When she appeared in slacks once more, the judge chastised her for both attire and what he perceived as problems with her demeanor. “The last time you were in this court dressed as you are now and reclining on your neck on the back of your chair, you drew more attention from spectators, prisoners and court attaches than the legal business at hand,” Guerin said. “You were requested to return in garb acceptable to courtroom procedure. Today you come back dressed in pants and openly defying the court (…)
“The court hereby orders and directs you to return tomorrow in accepted dress. If you insist on wearing slacks again you will be prevented from testifying (…) But be prepared to be punished according to law for contempt of court.”
The Times quoted her response as follows: “Listen, I’ve worn slacks since I was 15. I don’t own a dress except a formal. If he wants me to appear in a formal gown that’s okay with me. I’ll come back in slacks and if he puts me in jail I hope it will help to free women forever of anti-slackism.”
Hulick returned wearing slacks, but this time, she also brought with her Attorney William Katz. Katz was armed with citations supporting her argument that she had the right to appear in the attire of her choice.
Judge Guerin held her in contempt of court nevertheless, sentencing her to five days in jail. There, she was forced to wear a denim prisoners’ dress.

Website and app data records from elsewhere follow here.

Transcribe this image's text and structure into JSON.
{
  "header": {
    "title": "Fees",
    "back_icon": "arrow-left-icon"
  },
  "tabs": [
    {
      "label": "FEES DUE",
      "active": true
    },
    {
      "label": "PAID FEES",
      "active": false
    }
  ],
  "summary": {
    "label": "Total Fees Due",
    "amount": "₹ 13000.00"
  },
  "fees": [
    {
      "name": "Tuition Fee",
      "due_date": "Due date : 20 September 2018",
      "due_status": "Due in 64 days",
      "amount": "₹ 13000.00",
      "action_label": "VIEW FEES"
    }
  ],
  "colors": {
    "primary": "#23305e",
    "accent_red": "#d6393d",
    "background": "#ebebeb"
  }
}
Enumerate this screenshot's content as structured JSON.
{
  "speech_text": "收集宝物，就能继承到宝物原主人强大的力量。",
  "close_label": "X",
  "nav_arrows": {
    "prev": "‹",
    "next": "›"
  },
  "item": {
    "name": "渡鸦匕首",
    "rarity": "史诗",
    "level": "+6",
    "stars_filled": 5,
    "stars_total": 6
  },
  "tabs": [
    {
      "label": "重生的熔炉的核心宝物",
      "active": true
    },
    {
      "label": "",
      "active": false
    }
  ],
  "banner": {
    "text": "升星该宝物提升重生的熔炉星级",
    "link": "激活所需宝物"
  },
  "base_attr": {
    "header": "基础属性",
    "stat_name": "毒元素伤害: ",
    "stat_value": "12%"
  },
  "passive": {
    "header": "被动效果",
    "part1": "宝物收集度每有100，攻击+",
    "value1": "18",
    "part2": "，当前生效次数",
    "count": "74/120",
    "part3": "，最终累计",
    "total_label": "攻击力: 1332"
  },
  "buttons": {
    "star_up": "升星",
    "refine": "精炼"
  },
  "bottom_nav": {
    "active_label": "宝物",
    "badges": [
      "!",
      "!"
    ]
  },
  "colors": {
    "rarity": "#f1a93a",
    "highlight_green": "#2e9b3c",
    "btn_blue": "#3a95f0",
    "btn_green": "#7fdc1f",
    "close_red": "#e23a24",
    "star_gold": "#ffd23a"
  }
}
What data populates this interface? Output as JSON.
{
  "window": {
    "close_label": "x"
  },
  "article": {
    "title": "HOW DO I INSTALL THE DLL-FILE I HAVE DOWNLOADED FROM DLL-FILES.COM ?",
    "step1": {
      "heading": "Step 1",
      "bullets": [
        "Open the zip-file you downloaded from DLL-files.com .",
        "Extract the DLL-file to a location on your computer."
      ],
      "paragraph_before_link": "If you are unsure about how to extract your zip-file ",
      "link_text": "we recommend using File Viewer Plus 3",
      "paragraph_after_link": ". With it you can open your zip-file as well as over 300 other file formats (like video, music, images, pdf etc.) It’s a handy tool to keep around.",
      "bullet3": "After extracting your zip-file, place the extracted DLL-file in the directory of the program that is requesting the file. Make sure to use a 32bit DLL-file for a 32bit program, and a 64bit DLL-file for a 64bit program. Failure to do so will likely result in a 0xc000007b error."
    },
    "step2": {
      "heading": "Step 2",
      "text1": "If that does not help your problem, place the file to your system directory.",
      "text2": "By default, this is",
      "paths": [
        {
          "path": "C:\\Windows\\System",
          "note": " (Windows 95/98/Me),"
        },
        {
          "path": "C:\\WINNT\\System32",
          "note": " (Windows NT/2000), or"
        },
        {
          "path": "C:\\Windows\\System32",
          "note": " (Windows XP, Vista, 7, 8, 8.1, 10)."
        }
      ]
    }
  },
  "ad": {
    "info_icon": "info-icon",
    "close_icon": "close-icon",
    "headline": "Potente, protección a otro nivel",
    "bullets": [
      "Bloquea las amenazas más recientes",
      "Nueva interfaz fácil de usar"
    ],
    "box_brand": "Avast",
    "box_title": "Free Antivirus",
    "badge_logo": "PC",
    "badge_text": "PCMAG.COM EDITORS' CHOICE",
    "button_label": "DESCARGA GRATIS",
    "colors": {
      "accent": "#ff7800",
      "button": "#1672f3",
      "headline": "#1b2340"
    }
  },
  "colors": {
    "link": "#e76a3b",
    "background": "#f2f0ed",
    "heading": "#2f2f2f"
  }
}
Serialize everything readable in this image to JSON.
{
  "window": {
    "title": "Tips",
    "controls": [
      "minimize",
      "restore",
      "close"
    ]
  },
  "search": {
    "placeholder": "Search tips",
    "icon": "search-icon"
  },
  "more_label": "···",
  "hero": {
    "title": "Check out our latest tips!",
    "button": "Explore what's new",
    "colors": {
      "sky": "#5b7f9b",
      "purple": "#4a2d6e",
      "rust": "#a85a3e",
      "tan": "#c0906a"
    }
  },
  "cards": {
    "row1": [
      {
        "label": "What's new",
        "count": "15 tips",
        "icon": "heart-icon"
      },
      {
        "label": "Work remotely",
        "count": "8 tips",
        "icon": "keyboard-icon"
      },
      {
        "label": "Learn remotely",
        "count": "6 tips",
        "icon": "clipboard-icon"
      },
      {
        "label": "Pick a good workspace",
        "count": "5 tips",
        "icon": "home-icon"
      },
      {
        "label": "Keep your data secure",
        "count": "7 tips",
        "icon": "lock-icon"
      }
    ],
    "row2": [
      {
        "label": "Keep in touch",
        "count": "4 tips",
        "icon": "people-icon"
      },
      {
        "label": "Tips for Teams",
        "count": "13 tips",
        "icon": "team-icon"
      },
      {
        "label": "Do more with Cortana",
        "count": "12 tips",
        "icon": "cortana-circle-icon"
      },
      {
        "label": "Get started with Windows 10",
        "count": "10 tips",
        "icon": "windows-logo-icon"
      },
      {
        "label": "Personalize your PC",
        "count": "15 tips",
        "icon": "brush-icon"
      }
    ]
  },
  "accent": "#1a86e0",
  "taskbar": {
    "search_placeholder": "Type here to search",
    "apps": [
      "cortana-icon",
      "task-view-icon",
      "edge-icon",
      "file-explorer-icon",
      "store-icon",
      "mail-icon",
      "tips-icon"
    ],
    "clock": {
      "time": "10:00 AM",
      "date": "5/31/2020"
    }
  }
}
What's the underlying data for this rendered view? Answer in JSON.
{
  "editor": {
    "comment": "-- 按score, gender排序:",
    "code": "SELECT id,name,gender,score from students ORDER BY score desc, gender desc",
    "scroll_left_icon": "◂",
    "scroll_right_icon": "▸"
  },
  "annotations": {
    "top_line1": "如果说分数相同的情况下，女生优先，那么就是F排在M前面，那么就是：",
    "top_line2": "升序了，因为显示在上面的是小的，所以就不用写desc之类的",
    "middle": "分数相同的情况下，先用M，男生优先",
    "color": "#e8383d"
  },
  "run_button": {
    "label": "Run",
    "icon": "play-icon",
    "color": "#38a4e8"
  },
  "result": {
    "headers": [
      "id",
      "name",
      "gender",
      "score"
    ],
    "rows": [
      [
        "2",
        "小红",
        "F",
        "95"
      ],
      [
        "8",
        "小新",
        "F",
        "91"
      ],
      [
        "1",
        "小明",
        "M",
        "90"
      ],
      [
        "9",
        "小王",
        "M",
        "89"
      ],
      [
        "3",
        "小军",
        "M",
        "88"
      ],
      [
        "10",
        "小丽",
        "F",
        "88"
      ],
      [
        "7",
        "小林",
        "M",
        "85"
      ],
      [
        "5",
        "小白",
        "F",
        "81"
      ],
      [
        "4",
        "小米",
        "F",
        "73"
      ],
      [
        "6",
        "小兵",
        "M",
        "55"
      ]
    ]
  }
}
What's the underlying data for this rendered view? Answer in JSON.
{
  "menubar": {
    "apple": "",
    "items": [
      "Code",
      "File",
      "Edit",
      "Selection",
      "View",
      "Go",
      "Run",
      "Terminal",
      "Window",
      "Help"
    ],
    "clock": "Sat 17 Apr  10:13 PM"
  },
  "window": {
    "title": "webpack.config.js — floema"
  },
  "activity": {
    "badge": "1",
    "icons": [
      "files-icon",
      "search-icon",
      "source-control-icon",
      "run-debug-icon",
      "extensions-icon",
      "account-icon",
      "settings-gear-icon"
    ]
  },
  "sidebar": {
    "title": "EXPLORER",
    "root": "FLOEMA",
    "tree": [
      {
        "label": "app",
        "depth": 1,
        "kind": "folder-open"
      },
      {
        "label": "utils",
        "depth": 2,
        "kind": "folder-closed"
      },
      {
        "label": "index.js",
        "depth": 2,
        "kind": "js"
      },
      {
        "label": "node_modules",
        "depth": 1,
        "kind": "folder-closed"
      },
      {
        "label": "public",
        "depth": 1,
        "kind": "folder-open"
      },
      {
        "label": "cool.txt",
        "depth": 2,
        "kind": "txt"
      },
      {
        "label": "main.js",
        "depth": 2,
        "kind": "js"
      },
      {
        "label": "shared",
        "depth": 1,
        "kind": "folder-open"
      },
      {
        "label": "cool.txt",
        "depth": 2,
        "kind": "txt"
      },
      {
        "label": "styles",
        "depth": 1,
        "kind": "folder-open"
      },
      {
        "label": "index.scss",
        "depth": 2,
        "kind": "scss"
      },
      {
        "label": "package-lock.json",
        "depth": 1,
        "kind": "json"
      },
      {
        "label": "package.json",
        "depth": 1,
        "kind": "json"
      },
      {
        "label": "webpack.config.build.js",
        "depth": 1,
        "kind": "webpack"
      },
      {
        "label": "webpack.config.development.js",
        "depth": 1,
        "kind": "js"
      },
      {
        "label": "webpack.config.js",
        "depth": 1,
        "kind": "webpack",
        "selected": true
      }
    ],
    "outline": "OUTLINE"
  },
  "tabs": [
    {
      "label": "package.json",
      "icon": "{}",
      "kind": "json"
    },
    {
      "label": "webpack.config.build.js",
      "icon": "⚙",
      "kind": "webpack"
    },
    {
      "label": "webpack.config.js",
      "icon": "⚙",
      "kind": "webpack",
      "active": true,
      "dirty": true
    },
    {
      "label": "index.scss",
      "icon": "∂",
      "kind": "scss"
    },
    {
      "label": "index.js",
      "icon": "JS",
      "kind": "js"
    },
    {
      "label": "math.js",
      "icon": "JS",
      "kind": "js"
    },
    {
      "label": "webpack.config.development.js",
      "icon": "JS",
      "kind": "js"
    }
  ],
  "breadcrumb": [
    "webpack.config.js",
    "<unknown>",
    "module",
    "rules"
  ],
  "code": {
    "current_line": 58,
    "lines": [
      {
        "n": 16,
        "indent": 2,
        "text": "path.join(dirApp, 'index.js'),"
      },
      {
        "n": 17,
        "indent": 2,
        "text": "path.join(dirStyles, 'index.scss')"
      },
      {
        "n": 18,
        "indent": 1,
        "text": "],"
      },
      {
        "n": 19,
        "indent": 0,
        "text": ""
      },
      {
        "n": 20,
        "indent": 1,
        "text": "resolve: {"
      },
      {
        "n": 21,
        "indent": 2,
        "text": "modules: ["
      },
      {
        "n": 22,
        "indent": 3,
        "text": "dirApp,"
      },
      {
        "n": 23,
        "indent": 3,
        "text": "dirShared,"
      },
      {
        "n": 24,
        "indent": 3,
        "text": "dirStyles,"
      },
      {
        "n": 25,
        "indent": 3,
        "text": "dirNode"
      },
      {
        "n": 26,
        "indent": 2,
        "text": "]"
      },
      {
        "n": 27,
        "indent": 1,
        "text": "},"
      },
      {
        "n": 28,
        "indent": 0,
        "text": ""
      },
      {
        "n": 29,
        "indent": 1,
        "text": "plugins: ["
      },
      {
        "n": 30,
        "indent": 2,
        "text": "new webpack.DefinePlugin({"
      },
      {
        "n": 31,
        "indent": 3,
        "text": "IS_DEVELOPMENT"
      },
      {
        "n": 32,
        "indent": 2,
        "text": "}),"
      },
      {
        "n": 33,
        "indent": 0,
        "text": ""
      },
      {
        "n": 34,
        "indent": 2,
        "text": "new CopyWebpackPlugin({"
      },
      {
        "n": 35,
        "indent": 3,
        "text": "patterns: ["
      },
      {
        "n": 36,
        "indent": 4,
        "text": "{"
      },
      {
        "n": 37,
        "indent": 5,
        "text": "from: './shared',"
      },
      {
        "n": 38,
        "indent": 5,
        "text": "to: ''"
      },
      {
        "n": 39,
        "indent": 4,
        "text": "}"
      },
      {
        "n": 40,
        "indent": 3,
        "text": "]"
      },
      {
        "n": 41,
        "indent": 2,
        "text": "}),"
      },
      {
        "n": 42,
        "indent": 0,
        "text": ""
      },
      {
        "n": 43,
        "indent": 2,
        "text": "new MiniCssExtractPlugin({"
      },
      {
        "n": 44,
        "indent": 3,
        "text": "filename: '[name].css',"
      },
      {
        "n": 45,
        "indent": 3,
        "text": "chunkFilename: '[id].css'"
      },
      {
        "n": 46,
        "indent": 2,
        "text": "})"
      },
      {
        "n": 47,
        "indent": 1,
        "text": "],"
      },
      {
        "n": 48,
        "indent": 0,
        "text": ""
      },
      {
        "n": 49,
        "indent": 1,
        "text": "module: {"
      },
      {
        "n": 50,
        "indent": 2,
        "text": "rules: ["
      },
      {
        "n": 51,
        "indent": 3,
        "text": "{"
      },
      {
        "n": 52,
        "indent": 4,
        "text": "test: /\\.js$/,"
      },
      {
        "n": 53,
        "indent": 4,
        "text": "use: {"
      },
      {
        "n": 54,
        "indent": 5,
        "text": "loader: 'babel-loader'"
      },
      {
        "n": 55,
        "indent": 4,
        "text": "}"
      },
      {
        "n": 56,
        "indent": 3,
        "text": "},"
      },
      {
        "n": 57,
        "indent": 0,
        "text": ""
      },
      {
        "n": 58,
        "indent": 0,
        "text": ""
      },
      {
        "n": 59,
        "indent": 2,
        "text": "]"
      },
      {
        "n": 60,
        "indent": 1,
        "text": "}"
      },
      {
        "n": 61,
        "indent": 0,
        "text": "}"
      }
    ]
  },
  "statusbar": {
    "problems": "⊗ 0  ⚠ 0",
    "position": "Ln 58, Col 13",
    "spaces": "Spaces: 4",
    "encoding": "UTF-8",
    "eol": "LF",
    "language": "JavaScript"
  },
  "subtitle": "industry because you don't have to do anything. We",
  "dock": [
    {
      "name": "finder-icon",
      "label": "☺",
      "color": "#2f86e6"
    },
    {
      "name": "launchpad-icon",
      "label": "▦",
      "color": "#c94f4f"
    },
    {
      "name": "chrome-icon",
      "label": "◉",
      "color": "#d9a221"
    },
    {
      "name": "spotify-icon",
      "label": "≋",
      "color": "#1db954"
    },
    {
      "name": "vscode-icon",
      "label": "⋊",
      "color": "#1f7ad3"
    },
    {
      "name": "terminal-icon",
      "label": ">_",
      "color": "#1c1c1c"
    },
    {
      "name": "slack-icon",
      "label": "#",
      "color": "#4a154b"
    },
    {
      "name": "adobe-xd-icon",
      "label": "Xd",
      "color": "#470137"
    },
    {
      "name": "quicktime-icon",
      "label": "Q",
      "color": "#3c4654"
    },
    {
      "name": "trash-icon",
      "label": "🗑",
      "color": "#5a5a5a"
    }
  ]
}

She was quickly released on her own recognizance, however, after her attorney declared they would be appealing the sentence.
As Hulick’s story garnered attention, hundreds of supporters sent letters of protest to the courthouse.
Finally, the Appellate Division overturned Judge Guerin’s contempt citation.
She continued to do amazing work throughout her career: In 1985, Lafayette College awarded her an honorary Doctor of Humanities degree “for her work as teacher, scientist and pioneer in the field of auditory therapy,” and in 1988, when she was 80, the Alexander Graham Bell Association for the Deaf awarded her the organization’s highest tribute, Honors of the Association.
Thank you, Dr. Hulick, for not only making a difference in so many students’ lives, but also for helping to free women of “anti-slackism” along the way. 👩⚖️👖🚶🏻♀️